Problem to solve: Within these entries, which lines include the string "duration"? Copy each one.

____

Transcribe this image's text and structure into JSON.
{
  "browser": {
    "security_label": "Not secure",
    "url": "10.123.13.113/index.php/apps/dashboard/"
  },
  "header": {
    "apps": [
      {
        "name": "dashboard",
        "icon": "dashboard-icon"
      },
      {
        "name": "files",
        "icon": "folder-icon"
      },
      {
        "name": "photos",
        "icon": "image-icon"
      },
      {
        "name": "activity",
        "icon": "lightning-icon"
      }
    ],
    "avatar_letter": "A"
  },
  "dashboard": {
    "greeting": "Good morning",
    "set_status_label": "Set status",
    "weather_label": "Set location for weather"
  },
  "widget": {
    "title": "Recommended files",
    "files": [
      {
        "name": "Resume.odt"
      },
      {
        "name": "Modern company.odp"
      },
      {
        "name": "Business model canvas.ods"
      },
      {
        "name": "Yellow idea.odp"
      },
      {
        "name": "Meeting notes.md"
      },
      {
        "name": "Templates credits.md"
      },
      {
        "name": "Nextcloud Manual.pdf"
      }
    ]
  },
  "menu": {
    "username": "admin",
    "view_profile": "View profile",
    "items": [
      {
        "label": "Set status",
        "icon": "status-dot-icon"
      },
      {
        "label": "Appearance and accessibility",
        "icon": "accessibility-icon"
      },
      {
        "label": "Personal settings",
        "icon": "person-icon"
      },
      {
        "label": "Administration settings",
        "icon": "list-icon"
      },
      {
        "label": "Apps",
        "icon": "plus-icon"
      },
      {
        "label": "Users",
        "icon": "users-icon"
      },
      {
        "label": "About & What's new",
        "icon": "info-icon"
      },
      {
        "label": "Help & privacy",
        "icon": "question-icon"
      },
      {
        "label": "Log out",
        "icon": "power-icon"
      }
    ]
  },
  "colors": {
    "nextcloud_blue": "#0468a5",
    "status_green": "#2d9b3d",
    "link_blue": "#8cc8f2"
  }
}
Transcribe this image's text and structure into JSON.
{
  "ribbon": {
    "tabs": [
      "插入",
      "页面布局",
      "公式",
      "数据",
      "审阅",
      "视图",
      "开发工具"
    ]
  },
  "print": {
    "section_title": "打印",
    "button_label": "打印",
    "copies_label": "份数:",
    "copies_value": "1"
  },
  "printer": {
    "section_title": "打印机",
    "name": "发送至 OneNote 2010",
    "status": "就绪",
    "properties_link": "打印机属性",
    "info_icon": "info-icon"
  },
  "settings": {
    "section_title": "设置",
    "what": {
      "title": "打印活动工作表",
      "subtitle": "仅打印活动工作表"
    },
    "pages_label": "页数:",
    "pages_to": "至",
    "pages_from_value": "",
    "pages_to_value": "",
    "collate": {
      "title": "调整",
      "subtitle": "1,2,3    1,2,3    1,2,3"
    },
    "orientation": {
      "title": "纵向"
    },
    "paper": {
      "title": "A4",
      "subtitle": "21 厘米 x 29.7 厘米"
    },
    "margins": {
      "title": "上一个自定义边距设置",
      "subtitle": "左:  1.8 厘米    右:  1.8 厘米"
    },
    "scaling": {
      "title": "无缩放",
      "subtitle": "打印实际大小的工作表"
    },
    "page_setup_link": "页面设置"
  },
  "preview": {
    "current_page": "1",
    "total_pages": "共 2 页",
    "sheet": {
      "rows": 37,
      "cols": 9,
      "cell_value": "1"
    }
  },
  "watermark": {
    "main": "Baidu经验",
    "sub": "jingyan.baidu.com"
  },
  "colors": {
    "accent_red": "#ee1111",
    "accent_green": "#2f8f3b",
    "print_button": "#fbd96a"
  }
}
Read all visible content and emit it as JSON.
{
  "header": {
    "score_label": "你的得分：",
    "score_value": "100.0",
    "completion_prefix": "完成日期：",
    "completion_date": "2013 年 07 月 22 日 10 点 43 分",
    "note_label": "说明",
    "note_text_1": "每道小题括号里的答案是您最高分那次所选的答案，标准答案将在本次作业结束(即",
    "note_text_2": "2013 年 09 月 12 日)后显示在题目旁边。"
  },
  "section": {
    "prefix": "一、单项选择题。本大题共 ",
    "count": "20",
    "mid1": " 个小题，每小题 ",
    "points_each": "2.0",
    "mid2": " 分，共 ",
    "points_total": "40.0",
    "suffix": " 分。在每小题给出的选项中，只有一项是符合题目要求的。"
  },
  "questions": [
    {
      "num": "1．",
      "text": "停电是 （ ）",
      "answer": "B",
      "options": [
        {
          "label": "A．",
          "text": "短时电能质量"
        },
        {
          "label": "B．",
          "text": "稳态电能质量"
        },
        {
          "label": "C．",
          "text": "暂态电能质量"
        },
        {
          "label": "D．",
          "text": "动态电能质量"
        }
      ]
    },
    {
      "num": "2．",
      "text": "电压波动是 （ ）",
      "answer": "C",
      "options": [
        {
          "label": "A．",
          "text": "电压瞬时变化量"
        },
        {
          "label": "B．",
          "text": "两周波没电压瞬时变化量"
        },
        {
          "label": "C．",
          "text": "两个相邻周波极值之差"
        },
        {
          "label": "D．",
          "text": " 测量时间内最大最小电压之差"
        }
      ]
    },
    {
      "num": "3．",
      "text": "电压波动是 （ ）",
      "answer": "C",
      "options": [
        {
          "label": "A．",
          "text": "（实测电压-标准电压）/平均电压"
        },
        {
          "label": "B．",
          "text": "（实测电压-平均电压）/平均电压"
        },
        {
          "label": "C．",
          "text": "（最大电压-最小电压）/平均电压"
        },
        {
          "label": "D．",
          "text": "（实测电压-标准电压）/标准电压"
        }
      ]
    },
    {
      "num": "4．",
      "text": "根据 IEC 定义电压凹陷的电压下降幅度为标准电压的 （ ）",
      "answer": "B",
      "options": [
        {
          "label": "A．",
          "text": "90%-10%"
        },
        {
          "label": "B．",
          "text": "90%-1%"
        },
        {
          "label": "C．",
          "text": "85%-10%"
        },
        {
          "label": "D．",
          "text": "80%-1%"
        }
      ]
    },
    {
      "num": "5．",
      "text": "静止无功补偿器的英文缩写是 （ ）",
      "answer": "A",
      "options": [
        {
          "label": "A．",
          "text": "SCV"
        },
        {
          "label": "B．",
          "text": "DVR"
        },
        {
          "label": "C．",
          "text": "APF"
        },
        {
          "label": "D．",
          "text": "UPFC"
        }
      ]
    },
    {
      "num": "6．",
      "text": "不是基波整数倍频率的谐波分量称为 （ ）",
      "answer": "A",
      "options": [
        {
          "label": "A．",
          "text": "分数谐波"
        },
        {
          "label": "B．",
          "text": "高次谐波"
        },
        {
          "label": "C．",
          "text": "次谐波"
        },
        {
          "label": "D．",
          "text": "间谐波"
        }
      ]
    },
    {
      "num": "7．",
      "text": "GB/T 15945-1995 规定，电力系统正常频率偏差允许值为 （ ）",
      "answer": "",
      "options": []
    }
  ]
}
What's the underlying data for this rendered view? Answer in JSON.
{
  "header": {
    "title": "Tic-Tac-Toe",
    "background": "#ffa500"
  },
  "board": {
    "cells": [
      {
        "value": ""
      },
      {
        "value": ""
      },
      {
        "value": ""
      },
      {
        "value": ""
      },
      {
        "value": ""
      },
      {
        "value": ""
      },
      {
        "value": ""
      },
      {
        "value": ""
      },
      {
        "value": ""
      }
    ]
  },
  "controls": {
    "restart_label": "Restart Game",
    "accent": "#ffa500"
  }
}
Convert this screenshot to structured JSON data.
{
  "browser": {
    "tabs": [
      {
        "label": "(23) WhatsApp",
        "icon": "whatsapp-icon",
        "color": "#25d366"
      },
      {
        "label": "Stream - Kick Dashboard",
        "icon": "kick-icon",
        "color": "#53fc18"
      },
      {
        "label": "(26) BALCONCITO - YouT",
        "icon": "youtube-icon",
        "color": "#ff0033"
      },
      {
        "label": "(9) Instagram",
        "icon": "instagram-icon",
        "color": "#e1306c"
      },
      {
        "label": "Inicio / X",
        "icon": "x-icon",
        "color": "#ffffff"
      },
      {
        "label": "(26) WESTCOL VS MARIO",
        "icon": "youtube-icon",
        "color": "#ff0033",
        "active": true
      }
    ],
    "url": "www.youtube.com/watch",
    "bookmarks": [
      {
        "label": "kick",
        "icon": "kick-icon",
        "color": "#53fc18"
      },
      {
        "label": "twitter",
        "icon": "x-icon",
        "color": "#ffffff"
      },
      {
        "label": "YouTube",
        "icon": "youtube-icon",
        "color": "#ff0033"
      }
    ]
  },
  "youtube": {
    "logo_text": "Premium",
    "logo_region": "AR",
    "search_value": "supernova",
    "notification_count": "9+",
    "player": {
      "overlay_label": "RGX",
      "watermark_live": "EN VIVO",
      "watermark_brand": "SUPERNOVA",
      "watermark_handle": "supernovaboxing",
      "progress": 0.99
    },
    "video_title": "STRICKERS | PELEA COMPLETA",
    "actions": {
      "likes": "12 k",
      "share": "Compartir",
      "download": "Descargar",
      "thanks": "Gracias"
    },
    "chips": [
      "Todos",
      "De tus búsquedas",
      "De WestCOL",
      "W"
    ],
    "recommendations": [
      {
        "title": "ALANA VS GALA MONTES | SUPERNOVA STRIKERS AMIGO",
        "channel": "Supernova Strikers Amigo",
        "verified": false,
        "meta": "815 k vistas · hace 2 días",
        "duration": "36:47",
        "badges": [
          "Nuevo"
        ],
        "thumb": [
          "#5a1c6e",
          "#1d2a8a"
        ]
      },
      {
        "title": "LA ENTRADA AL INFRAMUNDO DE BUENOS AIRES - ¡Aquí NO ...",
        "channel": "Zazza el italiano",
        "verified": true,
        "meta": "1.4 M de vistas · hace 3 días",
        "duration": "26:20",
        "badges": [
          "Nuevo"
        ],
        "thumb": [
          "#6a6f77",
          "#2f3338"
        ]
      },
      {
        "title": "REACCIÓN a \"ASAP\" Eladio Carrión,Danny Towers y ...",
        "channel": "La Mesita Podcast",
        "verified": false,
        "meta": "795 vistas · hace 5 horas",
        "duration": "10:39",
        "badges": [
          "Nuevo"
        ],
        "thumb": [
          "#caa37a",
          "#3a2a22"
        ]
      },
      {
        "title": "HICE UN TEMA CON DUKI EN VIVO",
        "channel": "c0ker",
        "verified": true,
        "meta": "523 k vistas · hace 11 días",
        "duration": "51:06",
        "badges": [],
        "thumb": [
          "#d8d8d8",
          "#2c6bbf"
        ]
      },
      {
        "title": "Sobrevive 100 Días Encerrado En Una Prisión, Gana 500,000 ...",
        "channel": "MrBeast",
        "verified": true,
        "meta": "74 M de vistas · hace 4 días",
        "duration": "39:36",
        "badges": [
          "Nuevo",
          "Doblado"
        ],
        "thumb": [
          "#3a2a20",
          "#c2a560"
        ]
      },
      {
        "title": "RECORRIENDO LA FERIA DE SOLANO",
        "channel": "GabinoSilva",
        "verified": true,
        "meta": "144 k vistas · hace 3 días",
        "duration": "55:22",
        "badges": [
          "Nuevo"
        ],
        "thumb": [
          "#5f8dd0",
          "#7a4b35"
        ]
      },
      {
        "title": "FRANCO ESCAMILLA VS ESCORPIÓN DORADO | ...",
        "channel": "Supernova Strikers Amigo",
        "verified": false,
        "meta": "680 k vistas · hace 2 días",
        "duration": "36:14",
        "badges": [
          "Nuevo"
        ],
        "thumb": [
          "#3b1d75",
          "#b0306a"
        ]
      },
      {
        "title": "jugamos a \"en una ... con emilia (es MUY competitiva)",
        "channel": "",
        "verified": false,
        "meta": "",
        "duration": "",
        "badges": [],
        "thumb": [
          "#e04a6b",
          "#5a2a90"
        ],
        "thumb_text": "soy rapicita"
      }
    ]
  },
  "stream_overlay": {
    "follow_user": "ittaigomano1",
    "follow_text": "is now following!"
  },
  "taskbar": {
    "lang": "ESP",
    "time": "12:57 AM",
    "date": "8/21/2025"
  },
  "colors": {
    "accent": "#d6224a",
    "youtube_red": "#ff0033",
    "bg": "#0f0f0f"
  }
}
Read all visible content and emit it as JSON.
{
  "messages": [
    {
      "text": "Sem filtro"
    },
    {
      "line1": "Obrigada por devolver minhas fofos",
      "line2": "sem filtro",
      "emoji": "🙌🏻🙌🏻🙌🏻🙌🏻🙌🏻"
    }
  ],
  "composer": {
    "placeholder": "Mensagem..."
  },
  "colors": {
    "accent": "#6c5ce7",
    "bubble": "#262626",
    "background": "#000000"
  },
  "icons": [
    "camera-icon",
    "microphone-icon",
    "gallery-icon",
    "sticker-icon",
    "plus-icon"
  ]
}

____

Written response:
        "duration": "36:47",
        "duration": "26:20",
        "duration": "10:39",
        "duration": "51:06",
        "duration": "39:36",
        "duration": "55:22",
        "duration": "36:14",
        "duration": "",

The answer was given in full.